The book is at the same time overflowing with information and too brief. Slavery and the industrial revolution go on for chapters and chapters while WWI gets a brief overview. The more recent historical events are much briefer than the earlier topics – perhaps because we have a better understanding of those events. Maybe the industrial revolution needed investigative reporters to blow the lid off unions and labor issues.

The other thing that becomes clear is that there wasn’t one massive conspiracy to keep the little guy down and the rich guy rich… but a series of events and decisions made with a common element that seems to have been “How can I keep the power in my court?” Zinn doesn’t go so far as to suggest that there was a meeting and the folks who were trying to keep the peace while the newly emancipated slaves were demanding equality, openly discussed just how much they had to give in to keep the peace while not giving up too much control. “How about this Jedediah, what if we let them vote, but only if they own land. That’ll keep the numbers down, but they’ll have hope that one day they’ll have a say. That will help us deal with those pesky Irish immigrants that are about to hop off the boats too. They’ll want a say as well and we can’t have that.”

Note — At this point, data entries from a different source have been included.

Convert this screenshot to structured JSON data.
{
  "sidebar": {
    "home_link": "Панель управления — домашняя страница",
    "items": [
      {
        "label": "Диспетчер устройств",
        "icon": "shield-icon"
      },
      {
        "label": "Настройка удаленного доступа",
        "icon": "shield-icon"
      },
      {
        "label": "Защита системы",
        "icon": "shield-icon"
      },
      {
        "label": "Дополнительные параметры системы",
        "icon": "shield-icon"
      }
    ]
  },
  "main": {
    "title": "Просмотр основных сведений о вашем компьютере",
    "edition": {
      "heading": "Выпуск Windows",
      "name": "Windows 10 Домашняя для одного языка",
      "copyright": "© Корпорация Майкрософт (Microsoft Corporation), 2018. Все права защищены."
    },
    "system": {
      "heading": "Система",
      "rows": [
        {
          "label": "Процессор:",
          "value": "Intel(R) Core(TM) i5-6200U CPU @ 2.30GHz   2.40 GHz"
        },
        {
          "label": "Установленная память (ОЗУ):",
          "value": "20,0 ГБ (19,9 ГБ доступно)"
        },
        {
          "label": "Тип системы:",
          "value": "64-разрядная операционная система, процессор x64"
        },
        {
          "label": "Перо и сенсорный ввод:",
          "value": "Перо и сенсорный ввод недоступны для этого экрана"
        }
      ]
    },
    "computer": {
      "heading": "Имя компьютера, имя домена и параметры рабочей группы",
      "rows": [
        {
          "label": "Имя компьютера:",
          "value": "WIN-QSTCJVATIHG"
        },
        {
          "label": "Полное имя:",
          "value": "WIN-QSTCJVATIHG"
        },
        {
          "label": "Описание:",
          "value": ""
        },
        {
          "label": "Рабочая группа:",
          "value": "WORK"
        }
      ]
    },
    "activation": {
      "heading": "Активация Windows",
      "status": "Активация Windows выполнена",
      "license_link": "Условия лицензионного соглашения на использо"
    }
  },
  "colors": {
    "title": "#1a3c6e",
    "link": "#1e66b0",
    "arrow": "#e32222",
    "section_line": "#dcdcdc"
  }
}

It seems cynical to view history through these eyes, but the version we are presented with most frequently is rather pretty and ignores certain events – such as the complete manufacture of the primary provocation for the Mexican war (we wanted the land north of the Rio Grande – pure and simple). It is no wonder that in our current age of desiring more information that someone would go back and review the archived materials and paint a more accurate picture of events.

Zinn doesn’t suggest that the US is an all evil empire, the evolution of the United States is a human story – it is a story of what people are capable of – good and bad. It isn’t surprising though that our neighbors in Europe and even in the Americas are openly irritated by our arrogance and holier than thou attitude. They probably have a better understanding of our history than we do.

None of us would advocate that if you only read one history book ever that this be the one – but it is a nice version to have in your library.

Monday, January 4, 2010

2009 Reading List

  • Maus (I & II) Art Spieglman
  • The Complete Percepolis, Marjane Satrapi
  • Blankets, Craig Thompson
  • The Geurnsey Literary and Potato Peel Pie Society
  • The Fate of Africa (abandoned)
  • The Geography of Bliss: One Grump's Search for the Happiest Places in the World by Eric Weiner
  • The Measure of a Man, Sidney Poiter
  • Savage Beauty: the life of Edna St. Vincent Millay , Nancy Milford
  • Sweetness in the Belly, Camilla Gibb
  • The White Tiger, Aravind Aidga
  • The heart is a lonely hunter, Carson McCullers
  • The Things They Carried

Book of the Year 2009

It was a lively discussion regarding book of the year. We had lots of debate around the three graphic novels as our favorite book group discussion, but opted to split the three books and have them stand alone for voting.

There were votes for The Heart is a Lonely Hunter, but in the end, Savage Beauty: the life of Edna St. Vincent Millay by Nancy Milford emerged as our top pick in 2009.

It was also a book club first that all seven of us selected the same book as "least favorite" - can you guess? Sorry Mr. Poiter, we think your book is terrible. All the Oprah fans may try to track us down for disagreeing with Ms. Winfrey, but the fact that he may be a good man doesn't translate into a great book.

So, skip Measure of a Man and pick up Savage Beauty!

( Hey Kristen! Happy 2010 )